Talking to gay partners and staff, at Linklaters and elsewhere, quickly illustrated that my own experiences did not necessarily reflect those of other people. Some people had chosen to wait until they felt more established at their firms before coming out to colleagues, while others had chosen never to come out at all. If and when to discuss sexuality at work is, of course, a personal issue and it is not the place of any employer to dictate whether and when to share this type of information. That said, it seems quite obvious to me that a happy and successful working environment relies, amongst other things, on people feeling relaxed and confident in themselves. A responsible employer certainly needs to ask itself why an employee might choose not to discuss their home life at work. Is the employee concerned that coming out might prejudice their performance appraisal? Or are they worried about their prospects for promotion? Are these concerns justified in any way and, if so, what is the firm going to do to address those concerns?
Linklaters has long prided itself on being a diverse meritocracy where people progress on the basis of their performance alone. However, it was clear from informal feedback that some of our LGB staff were not confident that the firm’s meritocratic culture extended to gay people. To gather views and to identify issues that needed to be addressed, the firm carried out a survey of all partners and staff (gay and straight) in the London office. We asked a very wide range of questions, investigating people’s perception of how inclusive Linklaters’ workplace culture was, people’s awareness of the availability of employee benefits to LGB staff and their partners and people’s direct experience of intolerance or homophobia.
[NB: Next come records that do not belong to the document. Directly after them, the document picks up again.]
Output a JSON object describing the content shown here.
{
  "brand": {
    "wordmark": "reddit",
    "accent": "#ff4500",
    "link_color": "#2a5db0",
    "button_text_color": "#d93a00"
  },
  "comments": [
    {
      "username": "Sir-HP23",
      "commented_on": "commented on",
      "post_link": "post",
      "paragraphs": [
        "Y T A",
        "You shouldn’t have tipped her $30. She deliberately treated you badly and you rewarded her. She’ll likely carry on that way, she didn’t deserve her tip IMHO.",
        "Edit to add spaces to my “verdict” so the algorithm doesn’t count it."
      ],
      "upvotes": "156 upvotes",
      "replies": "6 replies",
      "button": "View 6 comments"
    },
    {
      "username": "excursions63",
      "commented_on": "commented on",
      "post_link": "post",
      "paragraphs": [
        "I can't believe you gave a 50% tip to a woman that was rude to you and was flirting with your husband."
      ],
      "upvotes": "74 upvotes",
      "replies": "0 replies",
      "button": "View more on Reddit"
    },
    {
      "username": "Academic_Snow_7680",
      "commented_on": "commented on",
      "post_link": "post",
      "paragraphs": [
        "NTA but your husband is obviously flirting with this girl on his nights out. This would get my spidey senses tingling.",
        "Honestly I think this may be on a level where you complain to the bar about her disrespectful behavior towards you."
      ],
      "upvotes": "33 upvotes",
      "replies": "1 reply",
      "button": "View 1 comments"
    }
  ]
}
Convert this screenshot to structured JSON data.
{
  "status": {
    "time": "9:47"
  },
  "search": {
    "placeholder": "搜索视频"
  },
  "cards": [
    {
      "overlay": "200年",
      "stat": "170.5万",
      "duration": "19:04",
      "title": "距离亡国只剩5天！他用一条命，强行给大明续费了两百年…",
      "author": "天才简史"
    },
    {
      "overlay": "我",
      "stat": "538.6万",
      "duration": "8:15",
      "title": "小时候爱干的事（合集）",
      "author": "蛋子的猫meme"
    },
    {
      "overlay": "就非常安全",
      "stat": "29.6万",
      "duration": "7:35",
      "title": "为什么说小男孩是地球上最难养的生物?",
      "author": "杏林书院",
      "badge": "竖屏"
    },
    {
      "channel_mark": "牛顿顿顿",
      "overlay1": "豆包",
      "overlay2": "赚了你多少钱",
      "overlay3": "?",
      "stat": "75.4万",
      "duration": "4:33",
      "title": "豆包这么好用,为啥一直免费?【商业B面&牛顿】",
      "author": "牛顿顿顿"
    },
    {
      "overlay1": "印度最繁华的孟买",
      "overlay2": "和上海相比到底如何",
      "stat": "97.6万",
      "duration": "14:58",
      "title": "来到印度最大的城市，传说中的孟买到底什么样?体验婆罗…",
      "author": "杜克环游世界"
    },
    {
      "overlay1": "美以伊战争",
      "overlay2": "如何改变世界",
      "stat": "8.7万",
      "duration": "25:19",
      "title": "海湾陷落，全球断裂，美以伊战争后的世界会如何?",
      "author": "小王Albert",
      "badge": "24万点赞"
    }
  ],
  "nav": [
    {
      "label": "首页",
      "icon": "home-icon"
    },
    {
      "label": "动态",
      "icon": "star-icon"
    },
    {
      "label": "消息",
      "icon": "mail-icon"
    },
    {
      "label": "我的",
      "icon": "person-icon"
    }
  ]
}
We were delighted to receive more than 600 responses to the survey and were generally very encouraged by the results. These supported overwhelmingly the proposition that Linklaters has an open and tolerant culture where people are judged on merit. Of course, the survey also revealed a number of areas where we could do better. For example, while the firm has for many years offered employee benefits such as private healthcare to partners of LGB staff, this policy had not been sufficiently promoted meaning that a number of gay staff were unaware of it. We have since introduced practical changes to make sure that the full availability of these benefits are promoted and are also carrying out a full review of the employee benefits package to make sure that they do not prejudice gay staff. However, equally as important to the specific results revealed by the survey was the very fact that the firm sought views via the survey, shared the results openly with all staff and committed to addressing the issues that were identified. The survey revealed, above all other things, that LGB staff at Linklaters did not want to rely on the firm’s reputation as a meritocracy alone. They wanted to be able to hear the firm’s inclusion of its gay staff much more clearly articulated and to see and hear more from senior gay people within the firm. They wanted the firm to set a tone that was unequivocally inclusive. A thriving LGB network is a key part of setting such a tone. It says to us, our clients and our future employees that we are confident in ourselves as a firm and are supportive of all of our people. It remains a matter for individuals joining Linklaters to decide if and when they choose to come out, but they will be able to make that decision in the secure knowledge that they will find support both from within and outside the LGB network.
So, to revisit my initial hesitancy as to whether an international, culturally-diverse and meritocratic firm like Linklaters needs a network dedicated to the interests of its gay staff. Yes, it does. Really.
Mark Middleton is the joint graduate recruitment partner at Linklaters